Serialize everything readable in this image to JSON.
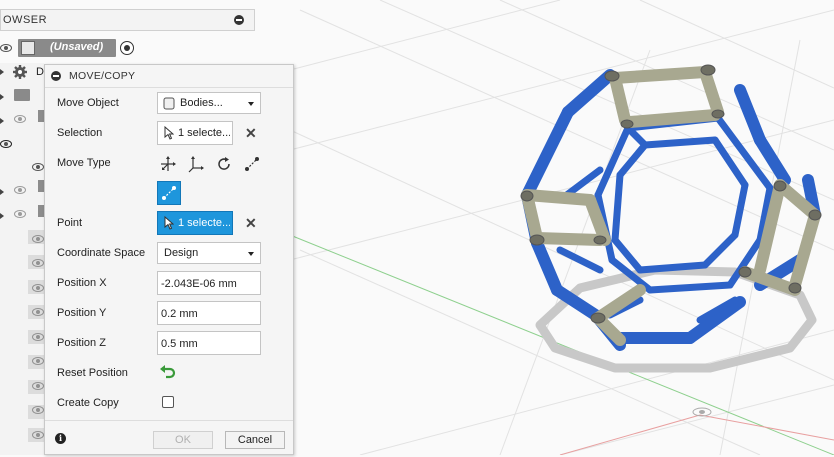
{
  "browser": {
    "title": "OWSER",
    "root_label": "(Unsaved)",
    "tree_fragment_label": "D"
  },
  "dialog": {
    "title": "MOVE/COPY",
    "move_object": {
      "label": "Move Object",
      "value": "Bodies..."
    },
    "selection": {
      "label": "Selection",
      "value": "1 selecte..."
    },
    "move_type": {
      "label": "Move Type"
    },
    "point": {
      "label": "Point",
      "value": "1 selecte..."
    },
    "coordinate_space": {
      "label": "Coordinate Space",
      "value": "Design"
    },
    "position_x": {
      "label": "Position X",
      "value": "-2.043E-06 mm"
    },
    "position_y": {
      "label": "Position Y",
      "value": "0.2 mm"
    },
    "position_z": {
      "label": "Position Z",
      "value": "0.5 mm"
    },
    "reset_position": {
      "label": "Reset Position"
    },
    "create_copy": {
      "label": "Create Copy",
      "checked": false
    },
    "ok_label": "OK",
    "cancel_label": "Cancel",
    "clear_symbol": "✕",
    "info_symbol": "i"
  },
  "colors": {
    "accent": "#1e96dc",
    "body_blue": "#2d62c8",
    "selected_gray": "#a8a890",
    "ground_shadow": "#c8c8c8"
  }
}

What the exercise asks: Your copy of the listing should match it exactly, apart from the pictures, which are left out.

Solution to this exercise:
Serialize everything readable in this image to JSON.
{
  "browser": {
    "title": "OWSER",
    "root_label": "(Unsaved)",
    "tree_fragment_label": "D"
  },
  "dialog": {
    "title": "MOVE/COPY",
    "move_object": {
      "label": "Move Object",
      "value": "Bodies..."
    },
    "selection": {
      "label": "Selection",
      "value": "1 selecte..."
    },
    "move_type": {
      "label": "Move Type"
    },
    "point": {
      "label": "Point",
      "value": "1 selecte..."
    },
    "coordinate_space": {
      "label": "Coordinate Space",
      "value": "Design"
    },
    "position_x": {
      "label": "Position X",
      "value": "-2.043E-06 mm"
    },
    "position_y": {
      "label": "Position Y",
      "value": "0.2 mm"
    },
    "position_z": {
      "label": "Position Z",
      "value": "0.5 mm"
    },
    "reset_position": {
      "label": "Reset Position"
    },
    "create_copy": {
      "label": "Create Copy",
      "checked": false
    },
    "ok_label": "OK",
    "cancel_label": "Cancel",
    "clear_symbol": "✕",
    "info_symbol": "i"
  },
  "colors": {
    "accent": "#1e96dc",
    "body_blue": "#2d62c8",
    "selected_gray": "#a8a890",
    "ground_shadow": "#c8c8c8"
  }
}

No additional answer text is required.